(WHAT THE EXERCISE ASKS)
Each line of the data must be copied exactly.

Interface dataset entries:
==*==

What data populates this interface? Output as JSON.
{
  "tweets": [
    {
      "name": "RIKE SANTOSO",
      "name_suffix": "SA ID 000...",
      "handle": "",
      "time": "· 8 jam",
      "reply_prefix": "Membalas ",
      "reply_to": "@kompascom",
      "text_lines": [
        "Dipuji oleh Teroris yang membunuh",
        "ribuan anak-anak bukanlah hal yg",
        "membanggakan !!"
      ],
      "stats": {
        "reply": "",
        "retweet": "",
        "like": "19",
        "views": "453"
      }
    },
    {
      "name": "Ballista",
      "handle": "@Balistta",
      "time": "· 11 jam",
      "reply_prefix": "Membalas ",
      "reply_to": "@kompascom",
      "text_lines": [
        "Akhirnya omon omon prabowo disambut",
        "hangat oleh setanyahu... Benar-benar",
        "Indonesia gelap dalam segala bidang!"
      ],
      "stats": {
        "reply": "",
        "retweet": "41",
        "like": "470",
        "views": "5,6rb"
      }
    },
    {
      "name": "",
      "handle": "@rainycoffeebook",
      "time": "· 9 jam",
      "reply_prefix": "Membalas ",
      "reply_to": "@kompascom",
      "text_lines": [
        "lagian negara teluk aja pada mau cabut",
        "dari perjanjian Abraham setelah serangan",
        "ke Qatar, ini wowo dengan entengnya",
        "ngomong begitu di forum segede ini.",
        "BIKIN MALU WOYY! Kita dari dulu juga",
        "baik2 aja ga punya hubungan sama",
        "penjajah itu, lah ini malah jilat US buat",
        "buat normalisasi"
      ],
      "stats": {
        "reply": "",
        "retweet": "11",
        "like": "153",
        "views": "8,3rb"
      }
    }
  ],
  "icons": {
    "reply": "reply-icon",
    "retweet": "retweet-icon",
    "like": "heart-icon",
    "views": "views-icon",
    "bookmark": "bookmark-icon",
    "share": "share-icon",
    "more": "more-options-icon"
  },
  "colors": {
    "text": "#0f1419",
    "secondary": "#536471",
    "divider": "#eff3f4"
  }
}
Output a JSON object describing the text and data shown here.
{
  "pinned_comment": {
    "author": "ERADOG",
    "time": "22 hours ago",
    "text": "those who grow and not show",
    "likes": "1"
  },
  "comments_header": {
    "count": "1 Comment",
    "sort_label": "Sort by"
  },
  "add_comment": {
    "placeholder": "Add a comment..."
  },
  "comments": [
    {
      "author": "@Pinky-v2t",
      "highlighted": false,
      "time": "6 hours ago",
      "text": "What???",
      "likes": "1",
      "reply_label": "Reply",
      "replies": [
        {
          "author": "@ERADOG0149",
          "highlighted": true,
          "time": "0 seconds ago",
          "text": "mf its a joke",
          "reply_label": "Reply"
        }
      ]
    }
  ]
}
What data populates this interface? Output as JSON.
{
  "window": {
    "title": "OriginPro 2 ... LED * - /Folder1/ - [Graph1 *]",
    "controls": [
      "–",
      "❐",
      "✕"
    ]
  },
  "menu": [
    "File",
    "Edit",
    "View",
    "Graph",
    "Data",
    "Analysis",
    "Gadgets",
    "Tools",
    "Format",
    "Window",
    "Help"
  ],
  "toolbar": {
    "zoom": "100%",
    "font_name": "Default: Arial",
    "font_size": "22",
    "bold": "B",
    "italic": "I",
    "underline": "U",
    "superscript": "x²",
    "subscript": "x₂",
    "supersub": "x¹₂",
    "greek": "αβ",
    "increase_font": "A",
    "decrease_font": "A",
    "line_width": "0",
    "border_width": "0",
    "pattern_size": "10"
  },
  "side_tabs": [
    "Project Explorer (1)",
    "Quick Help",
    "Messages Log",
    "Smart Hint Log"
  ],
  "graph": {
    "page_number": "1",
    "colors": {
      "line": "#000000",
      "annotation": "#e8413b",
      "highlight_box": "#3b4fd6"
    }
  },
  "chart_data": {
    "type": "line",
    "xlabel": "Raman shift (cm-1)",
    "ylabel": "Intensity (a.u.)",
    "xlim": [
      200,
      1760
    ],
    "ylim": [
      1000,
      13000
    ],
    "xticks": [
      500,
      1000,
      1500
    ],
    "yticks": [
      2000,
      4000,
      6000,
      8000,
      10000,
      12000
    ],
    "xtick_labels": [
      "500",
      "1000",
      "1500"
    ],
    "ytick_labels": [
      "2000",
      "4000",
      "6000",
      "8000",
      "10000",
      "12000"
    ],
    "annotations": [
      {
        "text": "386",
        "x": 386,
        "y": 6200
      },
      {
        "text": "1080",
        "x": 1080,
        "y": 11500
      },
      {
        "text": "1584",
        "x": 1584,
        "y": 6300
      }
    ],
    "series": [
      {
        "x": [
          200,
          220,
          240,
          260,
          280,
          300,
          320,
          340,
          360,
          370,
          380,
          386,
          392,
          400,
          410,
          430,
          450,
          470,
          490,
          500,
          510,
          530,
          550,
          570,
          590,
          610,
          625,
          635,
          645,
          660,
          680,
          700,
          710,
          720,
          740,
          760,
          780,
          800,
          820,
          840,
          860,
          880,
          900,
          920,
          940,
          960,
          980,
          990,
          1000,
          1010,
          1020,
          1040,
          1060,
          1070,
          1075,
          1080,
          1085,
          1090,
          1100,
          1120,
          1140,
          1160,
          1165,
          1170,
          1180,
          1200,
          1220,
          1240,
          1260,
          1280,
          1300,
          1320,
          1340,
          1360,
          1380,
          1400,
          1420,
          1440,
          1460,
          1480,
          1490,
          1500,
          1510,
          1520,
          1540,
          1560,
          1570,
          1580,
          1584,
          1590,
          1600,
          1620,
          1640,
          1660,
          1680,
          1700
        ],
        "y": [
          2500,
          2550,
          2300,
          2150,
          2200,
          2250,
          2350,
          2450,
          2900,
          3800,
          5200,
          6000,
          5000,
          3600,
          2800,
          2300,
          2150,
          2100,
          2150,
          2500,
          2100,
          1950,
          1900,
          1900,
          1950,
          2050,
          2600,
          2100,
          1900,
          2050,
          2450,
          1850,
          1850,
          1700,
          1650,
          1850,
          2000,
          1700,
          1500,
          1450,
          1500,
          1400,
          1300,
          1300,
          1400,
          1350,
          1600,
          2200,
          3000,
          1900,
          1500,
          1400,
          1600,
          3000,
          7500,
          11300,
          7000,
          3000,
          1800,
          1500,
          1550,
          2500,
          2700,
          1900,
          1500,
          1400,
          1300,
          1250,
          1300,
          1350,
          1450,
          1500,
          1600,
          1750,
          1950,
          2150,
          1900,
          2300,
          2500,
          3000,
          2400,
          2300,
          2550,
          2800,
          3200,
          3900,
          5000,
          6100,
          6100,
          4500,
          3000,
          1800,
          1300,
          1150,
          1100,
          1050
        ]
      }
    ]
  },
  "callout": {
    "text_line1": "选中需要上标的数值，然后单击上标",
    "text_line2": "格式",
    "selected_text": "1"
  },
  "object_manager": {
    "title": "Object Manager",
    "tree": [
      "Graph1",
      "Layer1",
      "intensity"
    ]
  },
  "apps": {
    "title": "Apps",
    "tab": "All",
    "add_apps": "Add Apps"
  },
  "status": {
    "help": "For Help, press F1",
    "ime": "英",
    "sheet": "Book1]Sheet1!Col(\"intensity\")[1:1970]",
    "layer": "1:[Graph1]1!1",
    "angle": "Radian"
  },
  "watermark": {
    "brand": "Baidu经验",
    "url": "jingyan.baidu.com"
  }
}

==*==

(RESPONSE BOX)
What data populates this interface? Output as JSON.
{
  "tweets": [
    {
      "name": "RIKE SANTOSO",
      "name_suffix": "SA ID 000...",
      "handle": "",
      "time": "· 8 jam",
      "reply_prefix": "Membalas ",
      "reply_to": "@kompascom",
      "text_lines": [
        "Dipuji oleh Teroris yang membunuh",
        "ribuan anak-anak bukanlah hal yg",
        "membanggakan !!"
      ],
      "stats": {
        "reply": "",
        "retweet": "",
        "like": "19",
        "views": "453"
      }
    },
    {
      "name": "Ballista",
      "handle": "@Balistta",
      "time": "· 11 jam",
      "reply_prefix": "Membalas ",
      "reply_to": "@kompascom",
      "text_lines": [
        "Akhirnya omon omon prabowo disambut",
        "hangat oleh setanyahu... Benar-benar",
        "Indonesia gelap dalam segala bidang!"
      ],
      "stats": {
        "reply": "",
        "retweet": "41",
        "like": "470",
        "views": "5,6rb"
      }
    },
    {
      "name": "",
      "handle": "@rainycoffeebook",
      "time": "· 9 jam",
      "reply_prefix": "Membalas ",
      "reply_to": "@kompascom",
      "text_lines": [
        "lagian negara teluk aja pada mau cabut",
        "dari perjanjian Abraham setelah serangan",
        "ke Qatar, ini wowo dengan entengnya",
        "ngomong begitu di forum segede ini.",
        "BIKIN MALU WOYY! Kita dari dulu juga",
        "baik2 aja ga punya hubungan sama",
        "penjajah itu, lah ini malah jilat US buat",
        "buat normalisasi"
      ],
      "stats": {
        "reply": "",
        "retweet": "11",
        "like": "153",
        "views": "8,3rb"
      }
    }
  ],
  "icons": {
    "reply": "reply-icon",
    "retweet": "retweet-icon",
    "like": "heart-icon",
    "views": "views-icon",
    "bookmark": "bookmark-icon",
    "share": "share-icon",
    "more": "more-options-icon"
  },
  "colors": {
    "text": "#0f1419",
    "secondary": "#536471",
    "divider": "#eff3f4"
  }
}
Output a JSON object describing the text and data shown here.
{
  "pinned_comment": {
    "author": "ERADOG",
    "time": "22 hours ago",
    "text": "those who grow and not show",
    "likes": "1"
  },
  "comments_header": {
    "count": "1 Comment",
    "sort_label": "Sort by"
  },
  "add_comment": {
    "placeholder": "Add a comment..."
  },
  "comments": [
    {
      "author": "@Pinky-v2t",
      "highlighted": false,
      "time": "6 hours ago",
      "text": "What???",
      "likes": "1",
      "reply_label": "Reply",
      "replies": [
        {
          "author": "@ERADOG0149",
          "highlighted": true,
          "time": "0 seconds ago",
          "text": "mf its a joke",
          "reply_label": "Reply"
        }
      ]
    }
  ]
}
What data populates this interface? Output as JSON.
{
  "window": {
    "title": "OriginPro 2 ... LED * - /Folder1/ - [Graph1 *]",
    "controls": [
      "–",
      "❐",
      "✕"
    ]
  },
  "menu": [
    "File",
    "Edit",
    "View",
    "Graph",
    "Data",
    "Analysis",
    "Gadgets",
    "Tools",
    "Format",
    "Window",
    "Help"
  ],
  "toolbar": {
    "zoom": "100%",
    "font_name": "Default: Arial",
    "font_size": "22",
    "bold": "B",
    "italic": "I",
    "underline": "U",
    "superscript": "x²",
    "subscript": "x₂",
    "supersub": "x¹₂",
    "greek": "αβ",
    "increase_font": "A",
    "decrease_font": "A",
    "line_width": "0",
    "border_width": "0",
    "pattern_size": "10"
  },
  "side_tabs": [
    "Project Explorer (1)",
    "Quick Help",
    "Messages Log",
    "Smart Hint Log"
  ],
  "graph": {
    "page_number": "1",
    "colors": {
      "line": "#000000",
      "annotation": "#e8413b",
      "highlight_box": "#3b4fd6"
    }
  },
  "chart_data": {
    "type": "line",
    "xlabel": "Raman shift (cm-1)",
    "ylabel": "Intensity (a.u.)",
    "xlim": [
      200,
      1760
    ],
    "ylim": [
      1000,
      13000
    ],
    "xticks": [
      500,
      1000,
      1500
    ],
    "yticks": [
      2000,
      4000,
      6000,
      8000,
      10000,
      12000
    ],
    "xtick_labels": [
      "500",
      "1000",
      "1500"
    ],
    "ytick_labels": [
      "2000",
      "4000",
      "6000",
      "8000",
      "10000",
      "12000"
    ],
    "annotations": [
      {
        "text": "386",
        "x": 386,
        "y": 6200
      },
      {
        "text": "1080",
        "x": 1080,
        "y": 11500
      },
      {
        "text": "1584",
        "x": 1584,
        "y": 6300
      }
    ],
    "series": [
      {
        "x": [
          200,
          220,
          240,
          260,
          280,
          300,
          320,
          340,
          360,
          370,
          380,
          386,
          392,
          400,
          410,
          430,
          450,
          470,
          490,
          500,
          510,
          530,
          550,
          570,
          590,
          610,
          625,
          635,
          645,
          660,
          680,
          700,
          710,
          720,
          740,
          760,
          780,
          800,
          820,
          840,
          860,
          880,
          900,
          920,
          940,
          960,
          980,
          990,
          1000,
          1010,
          1020,
          1040,
          1060,
          1070,
          1075,
          1080,
          1085,
          1090,
          1100,
          1120,
          1140,
          1160,
          1165,
          1170,
          1180,
          1200,
          1220,
          1240,
          1260,
          1280,
          1300,
          1320,
          1340,
          1360,
          1380,
          1400,
          1420,
          1440,
          1460,
          1480,
          1490,
          1500,
          1510,
          1520,
          1540,
          1560,
          1570,
          1580,
          1584,
          1590,
          1600,
          1620,
          1640,
          1660,
          1680,
          1700
        ],
        "y": [
          2500,
          2550,
          2300,
          2150,
          2200,
          2250,
          2350,
          2450,
          2900,
          3800,
          5200,
          6000,
          5000,
          3600,
          2800,
          2300,
          2150,
          2100,
          2150,
          2500,
          2100,
          1950,
          1900,
          1900,
          1950,
          2050,
          2600,
          2100,
          1900,
          2050,
          2450,
          1850,
          1850,
          1700,
          1650,
          1850,
          2000,
          1700,
          1500,
          1450,
          1500,
          1400,
          1300,
          1300,
          1400,
          1350,
          1600,
          2200,
          3000,
          1900,
          1500,
          1400,
          1600,
          3000,
          7500,
          11300,
          7000,
          3000,
          1800,
          1500,
          1550,
          2500,
          2700,
          1900,
          1500,
          1400,
          1300,
          1250,
          1300,
          1350,
          1450,
          1500,
          1600,
          1750,
          1950,
          2150,
          1900,
          2300,
          2500,
          3000,
          2400,
          2300,
          2550,
          2800,
          3200,
          3900,
          5000,
          6100,
          6100,
          4500,
          3000,
          1800,
          1300,
          1150,
          1100,
          1050
        ]
      }
    ]
  },
  "callout": {
    "text_line1": "选中需要上标的数值，然后单击上标",
    "text_line2": "格式",
    "selected_text": "1"
  },
  "object_manager": {
    "title": "Object Manager",
    "tree": [
      "Graph1",
      "Layer1",
      "intensity"
    ]
  },
  "apps": {
    "title": "Apps",
    "tab": "All",
    "add_apps": "Add Apps"
  },
  "status": {
    "help": "For Help, press F1",
    "ime": "英",
    "sheet": "Book1]Sheet1!Col(\"intensity\")[1:1970]",
    "layer": "1:[Graph1]1!1",
    "angle": "Radian"
  },
  "watermark": {
    "brand": "Baidu经验",
    "url": "jingyan.baidu.com"
  }
}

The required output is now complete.